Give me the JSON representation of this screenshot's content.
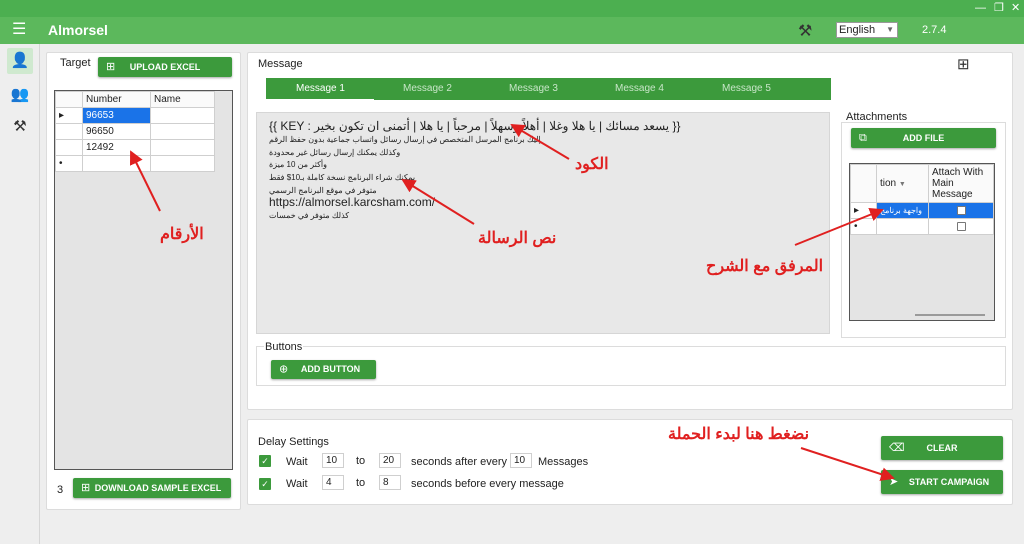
{
  "window": {
    "minimize": "—",
    "restore": "❐",
    "close": "✕"
  },
  "appbar": {
    "menu_icon": "☰",
    "title": "Almorsel",
    "tools_icon": "⚒",
    "language": "English",
    "version": "2.7.4"
  },
  "nav": {
    "user_icon": "👤",
    "group_icon": "👥",
    "tools_icon": "⚒"
  },
  "target": {
    "label": "Target",
    "upload_label": "UPLOAD EXCEL",
    "columns": [
      "Number",
      "Name"
    ],
    "rows": [
      {
        "marker": "▸",
        "number": "96653",
        "name": ""
      },
      {
        "marker": "",
        "number": "96650",
        "name": ""
      },
      {
        "marker": "",
        "number": "12492",
        "name": ""
      },
      {
        "marker": "•",
        "number": "",
        "name": ""
      }
    ],
    "count": "3",
    "download_label": "DOWNLOAD SAMPLE EXCEL"
  },
  "message": {
    "label": "Message",
    "add_icon": "⊞",
    "tabs": [
      "Message 1",
      "Message 2",
      "Message 3",
      "Message 4",
      "Message 5"
    ],
    "lines": [
      "{{ KEY : يسعد مسائك | يا هلا وغلا | أهلاً وسهلاً | مرحباً | يا هلا | أتمنى ان تكون بخير }}",
      "إليك برنامج المرسل المتخصص في إرسال رسائل واتساب جماعية بدون حفظ الرقم",
      "وكذلك يمكنك إرسال رسائل غير محدودة",
      "وأكثر من 10 ميزة",
      "يمكنك شراء البرنامج نسخة كاملة بـ10$ فقط",
      "متوفر في موقع البرنامج الرسمي",
      "https://almorsel.karcsham.com/",
      "كذلك متوفر في خمسات"
    ]
  },
  "attachments": {
    "label": "Attachments",
    "add_label": "ADD FILE",
    "col_title": "tion",
    "col_attach": "Attach With Main Message",
    "rows": [
      {
        "marker": "▸",
        "title": "واجهة برنامج"
      },
      {
        "marker": "•",
        "title": ""
      }
    ]
  },
  "buttons": {
    "label": "Buttons",
    "add_label": "ADD BUTTON"
  },
  "delay": {
    "label": "Delay Settings",
    "row1": {
      "wait": "Wait",
      "from": "10",
      "to_label": "to",
      "to": "20",
      "suffix": "seconds after every",
      "every": "10",
      "unit": "Messages"
    },
    "row2": {
      "wait": "Wait",
      "from": "4",
      "to_label": "to",
      "to": "8",
      "suffix": "seconds before every message"
    }
  },
  "actions": {
    "clear_label": "CLEAR",
    "start_label": "START CAMPAIGN"
  },
  "annotations": {
    "numbers": "الأرقام",
    "code": "الكود",
    "message_text": "نص الرسالة",
    "attachment": "المرفق مع الشرح",
    "start_hint": "نضغط هنا لبدء الحملة"
  },
  "colors": {
    "titlebar": "#4caf50",
    "appbar": "#5cb85c",
    "button": "#3c9a3c",
    "selection": "#1a73e8",
    "annotation": "#e02020"
  }
}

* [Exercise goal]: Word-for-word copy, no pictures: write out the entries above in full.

* [Result of the task]:
Give me the JSON representation of this screenshot's content.
{
  "window": {
    "minimize": "—",
    "restore": "❐",
    "close": "✕"
  },
  "appbar": {
    "menu_icon": "☰",
    "title": "Almorsel",
    "tools_icon": "⚒",
    "language": "English",
    "version": "2.7.4"
  },
  "nav": {
    "user_icon": "👤",
    "group_icon": "👥",
    "tools_icon": "⚒"
  },
  "target": {
    "label": "Target",
    "upload_label": "UPLOAD EXCEL",
    "columns": [
      "Number",
      "Name"
    ],
    "rows": [
      {
        "marker": "▸",
        "number": "96653",
        "name": ""
      },
      {
        "marker": "",
        "number": "96650",
        "name": ""
      },
      {
        "marker": "",
        "number": "12492",
        "name": ""
      },
      {
        "marker": "•",
        "number": "",
        "name": ""
      }
    ],
    "count": "3",
    "download_label": "DOWNLOAD SAMPLE EXCEL"
  },
  "message": {
    "label": "Message",
    "add_icon": "⊞",
    "tabs": [
      "Message 1",
      "Message 2",
      "Message 3",
      "Message 4",
      "Message 5"
    ],
    "lines": [
      "{{ KEY : يسعد مسائك | يا هلا وغلا | أهلاً وسهلاً | مرحباً | يا هلا | أتمنى ان تكون بخير }}",
      "إليك برنامج المرسل المتخصص في إرسال رسائل واتساب جماعية بدون حفظ الرقم",
      "وكذلك يمكنك إرسال رسائل غير محدودة",
      "وأكثر من 10 ميزة",
      "يمكنك شراء البرنامج نسخة كاملة بـ10$ فقط",
      "متوفر في موقع البرنامج الرسمي",
      "https://almorsel.karcsham.com/",
      "كذلك متوفر في خمسات"
    ]
  },
  "attachments": {
    "label": "Attachments",
    "add_label": "ADD FILE",
    "col_title": "tion",
    "col_attach": "Attach With Main Message",
    "rows": [
      {
        "marker": "▸",
        "title": "واجهة برنامج"
      },
      {
        "marker": "•",
        "title": ""
      }
    ]
  },
  "buttons": {
    "label": "Buttons",
    "add_label": "ADD BUTTON"
  },
  "delay": {
    "label": "Delay Settings",
    "row1": {
      "wait": "Wait",
      "from": "10",
      "to_label": "to",
      "to": "20",
      "suffix": "seconds after every",
      "every": "10",
      "unit": "Messages"
    },
    "row2": {
      "wait": "Wait",
      "from": "4",
      "to_label": "to",
      "to": "8",
      "suffix": "seconds before every message"
    }
  },
  "actions": {
    "clear_label": "CLEAR",
    "start_label": "START CAMPAIGN"
  },
  "annotations": {
    "numbers": "الأرقام",
    "code": "الكود",
    "message_text": "نص الرسالة",
    "attachment": "المرفق مع الشرح",
    "start_hint": "نضغط هنا لبدء الحملة"
  },
  "colors": {
    "titlebar": "#4caf50",
    "appbar": "#5cb85c",
    "button": "#3c9a3c",
    "selection": "#1a73e8",
    "annotation": "#e02020"
  }
}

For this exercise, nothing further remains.